- I discussed Longbourn in more detail here.
- Night Games by Anna Krien examines rape culture in AFL. Suffice to say, it made me a bit mad. Not just because of the nature of the issue (although that was a big part of it), but the book is centred around a rape trial, and I wasn’t completely comfortable with the way she covered it.What happened was, after the night of the (tie-breaker) grand final between Collingwood and St Kilda (coincidentally the only year I paid attention to the AFL), two Collingwood players and a guy from a small local team were accused of raping a young woman.Due to what I can only call legal shenanigans, the two Collingwood players were never charged, so this young, unknown bloke was left holding the ball, as it were.The court decided that the events that took place before this third alleged rape could not be mentioned or used as evidence in any way, which basically created a big blank spot in the evening, and created enough doubt that the jury basically had to find the young footballer not guilty.Krien follows the trial closely, and is scrupulous about reporting the accused’s family’s vicious victim-blaming and general unpleasantness. But the victim didn’t respond to any of Krien’s overtures, plus her evidence was heard in a closed court. So her voice is, essentially, silent. And in what purports to be a feminist examination of a rape trial, that’s a pretty big omission. (I’m not saying that the victim wasn’t perfectly within her rights to decline to speak to Krien, but I think it was a bad idea to persist with the trial as the centrepiece of the book in that case.)

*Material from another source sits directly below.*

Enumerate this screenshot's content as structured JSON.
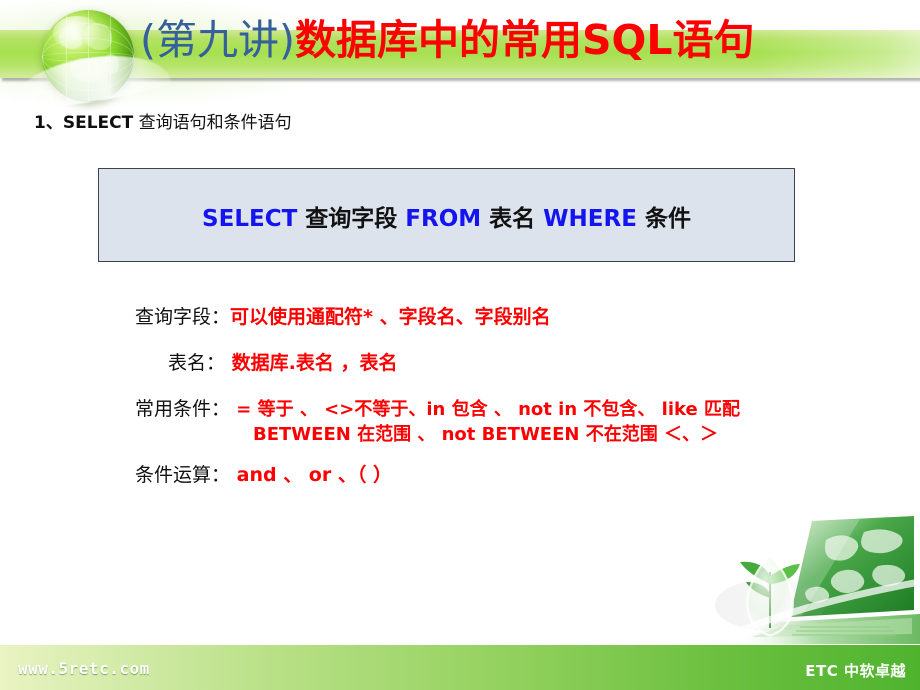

She does, however, highlight a particular peeve I have with the Victorian legal system. In this state, a “genuine belief in consent” is enough to escape a conviction for rape. This has led to delightful circumstances like, “She was unconscious, but she grunted when I undressed her, so she was totally into it, Your Honour.” I transcribe criminal court proceedings. I DO A LOT OF ANGRY!TYPING!
- I talked about The Ghost Bride at some length at No Award.

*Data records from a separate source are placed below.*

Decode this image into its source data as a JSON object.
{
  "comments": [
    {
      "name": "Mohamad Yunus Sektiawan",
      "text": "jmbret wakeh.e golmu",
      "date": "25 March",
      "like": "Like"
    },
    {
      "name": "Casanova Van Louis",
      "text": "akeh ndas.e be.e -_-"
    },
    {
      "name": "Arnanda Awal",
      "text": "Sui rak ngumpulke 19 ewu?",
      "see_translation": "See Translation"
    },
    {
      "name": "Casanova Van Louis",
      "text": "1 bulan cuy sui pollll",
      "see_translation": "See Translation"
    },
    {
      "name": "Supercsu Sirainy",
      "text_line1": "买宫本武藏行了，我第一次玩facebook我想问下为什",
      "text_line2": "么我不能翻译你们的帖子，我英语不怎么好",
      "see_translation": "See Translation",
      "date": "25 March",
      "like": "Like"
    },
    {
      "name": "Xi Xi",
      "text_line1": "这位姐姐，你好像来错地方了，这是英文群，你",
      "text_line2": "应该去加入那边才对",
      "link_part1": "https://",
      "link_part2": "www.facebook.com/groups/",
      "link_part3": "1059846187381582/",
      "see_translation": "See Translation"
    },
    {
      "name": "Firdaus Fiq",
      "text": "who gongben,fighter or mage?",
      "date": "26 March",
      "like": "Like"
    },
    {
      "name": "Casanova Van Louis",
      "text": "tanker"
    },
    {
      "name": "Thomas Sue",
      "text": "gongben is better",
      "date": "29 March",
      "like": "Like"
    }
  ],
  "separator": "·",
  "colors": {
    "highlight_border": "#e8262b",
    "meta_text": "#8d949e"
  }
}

- Finally, A Death in the Lucky Holiday Hotel starts with the murder of British businessman David Heywood in China, and the ensuing investigation, cover-up, attempted defection, political headrolling and trials, and puts it all in the context of contemporary Chinese Communist Party politics.Suffice to say, there’s a lot going on here, and it felt rather like three books compressed into one. If I was the type of person who gave books star ratings, I’d give this … hmm, maybe two and a half, three stars? The ground it covers is really interesting, from the events themselves to the current and upcoming generations of Communist Party leaders, to the limits of freedom of speech in China and the use of social media to extend them, to the scapegoating of women when a leader falls, to … well, you get my drift.So it was an informative but busy book, not helped by the structure of the chapters: we’d be told about a person doing something, then we’d be told who that person was and how they fit into the bigger picture, and then I had to go back and reread the beginning of the chapter so I could put their actions into context. And then I started looking people up, and realised that certain trials were still ongoing, two months after the book was published.
Because Chinese politics and Scientology are apparently BFFs, I’m now reading a Scientology biography. Stay tuned for next month!